HOW TO COMPLETE THIS TASK: Retype the full set of records. Keep every character identical.

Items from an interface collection
──────
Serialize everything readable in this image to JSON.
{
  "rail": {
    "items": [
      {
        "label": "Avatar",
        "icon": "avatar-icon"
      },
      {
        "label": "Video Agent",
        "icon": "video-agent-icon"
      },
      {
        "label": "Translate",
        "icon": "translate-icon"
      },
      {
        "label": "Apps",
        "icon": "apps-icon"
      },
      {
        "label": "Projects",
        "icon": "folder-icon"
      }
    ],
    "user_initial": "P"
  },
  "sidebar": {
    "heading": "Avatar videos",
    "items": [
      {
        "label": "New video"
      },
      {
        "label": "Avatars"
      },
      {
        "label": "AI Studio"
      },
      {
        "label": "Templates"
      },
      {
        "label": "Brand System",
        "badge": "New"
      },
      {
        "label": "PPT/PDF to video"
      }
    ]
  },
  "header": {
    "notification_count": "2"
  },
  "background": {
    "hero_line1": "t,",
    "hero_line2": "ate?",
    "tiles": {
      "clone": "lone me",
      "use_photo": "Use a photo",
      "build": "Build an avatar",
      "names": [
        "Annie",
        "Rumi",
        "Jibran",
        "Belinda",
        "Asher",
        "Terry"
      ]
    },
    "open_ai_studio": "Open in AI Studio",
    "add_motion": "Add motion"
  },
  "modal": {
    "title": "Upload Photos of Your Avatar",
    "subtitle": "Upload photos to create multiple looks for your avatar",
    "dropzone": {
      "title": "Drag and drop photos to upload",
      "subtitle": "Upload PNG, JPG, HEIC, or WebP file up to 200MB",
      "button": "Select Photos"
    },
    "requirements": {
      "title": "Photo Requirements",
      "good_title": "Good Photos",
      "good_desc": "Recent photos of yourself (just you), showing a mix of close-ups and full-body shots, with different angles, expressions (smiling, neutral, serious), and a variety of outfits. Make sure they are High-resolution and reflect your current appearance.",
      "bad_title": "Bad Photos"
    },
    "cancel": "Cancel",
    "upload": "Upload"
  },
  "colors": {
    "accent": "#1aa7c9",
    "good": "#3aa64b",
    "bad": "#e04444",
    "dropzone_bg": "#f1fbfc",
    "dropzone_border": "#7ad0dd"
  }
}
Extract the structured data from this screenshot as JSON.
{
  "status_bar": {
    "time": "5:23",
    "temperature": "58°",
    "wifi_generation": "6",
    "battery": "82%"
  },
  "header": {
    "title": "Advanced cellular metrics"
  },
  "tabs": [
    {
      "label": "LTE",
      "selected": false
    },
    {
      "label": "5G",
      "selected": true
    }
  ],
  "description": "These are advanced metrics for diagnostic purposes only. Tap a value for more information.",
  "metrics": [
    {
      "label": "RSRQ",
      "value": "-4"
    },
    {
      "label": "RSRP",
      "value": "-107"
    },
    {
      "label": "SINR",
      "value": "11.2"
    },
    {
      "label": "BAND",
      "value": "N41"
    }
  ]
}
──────
TASK RESPONSE:
Serialize everything readable in this image to JSON.
{
  "rail": {
    "items": [
      {
        "label": "Avatar",
        "icon": "avatar-icon"
      },
      {
        "label": "Video Agent",
        "icon": "video-agent-icon"
      },
      {
        "label": "Translate",
        "icon": "translate-icon"
      },
      {
        "label": "Apps",
        "icon": "apps-icon"
      },
      {
        "label": "Projects",
        "icon": "folder-icon"
      }
    ],
    "user_initial": "P"
  },
  "sidebar": {
    "heading": "Avatar videos",
    "items": [
      {
        "label": "New video"
      },
      {
        "label": "Avatars"
      },
      {
        "label": "AI Studio"
      },
      {
        "label": "Templates"
      },
      {
        "label": "Brand System",
        "badge": "New"
      },
      {
        "label": "PPT/PDF to video"
      }
    ]
  },
  "header": {
    "notification_count": "2"
  },
  "background": {
    "hero_line1": "t,",
    "hero_line2": "ate?",
    "tiles": {
      "clone": "lone me",
      "use_photo": "Use a photo",
      "build": "Build an avatar",
      "names": [
        "Annie",
        "Rumi",
        "Jibran",
        "Belinda",
        "Asher",
        "Terry"
      ]
    },
    "open_ai_studio": "Open in AI Studio",
    "add_motion": "Add motion"
  },
  "modal": {
    "title": "Upload Photos of Your Avatar",
    "subtitle": "Upload photos to create multiple looks for your avatar",
    "dropzone": {
      "title": "Drag and drop photos to upload",
      "subtitle": "Upload PNG, JPG, HEIC, or WebP file up to 200MB",
      "button": "Select Photos"
    },
    "requirements": {
      "title": "Photo Requirements",
      "good_title": "Good Photos",
      "good_desc": "Recent photos of yourself (just you), showing a mix of close-ups and full-body shots, with different angles, expressions (smiling, neutral, serious), and a variety of outfits. Make sure they are High-resolution and reflect your current appearance.",
      "bad_title": "Bad Photos"
    },
    "cancel": "Cancel",
    "upload": "Upload"
  },
  "colors": {
    "accent": "#1aa7c9",
    "good": "#3aa64b",
    "bad": "#e04444",
    "dropzone_bg": "#f1fbfc",
    "dropzone_border": "#7ad0dd"
  }
}
Extract the structured data from this screenshot as JSON.
{
  "status_bar": {
    "time": "5:23",
    "temperature": "58°",
    "wifi_generation": "6",
    "battery": "82%"
  },
  "header": {
    "title": "Advanced cellular metrics"
  },
  "tabs": [
    {
      "label": "LTE",
      "selected": false
    },
    {
      "label": "5G",
      "selected": true
    }
  ],
  "description": "These are advanced metrics for diagnostic purposes only. Tap a value for more information.",
  "metrics": [
    {
      "label": "RSRQ",
      "value": "-4"
    },
    {
      "label": "RSRP",
      "value": "-107"
    },
    {
      "label": "SINR",
      "value": "11.2"
    },
    {
      "label": "BAND",
      "value": "N41"
    }
  ]
}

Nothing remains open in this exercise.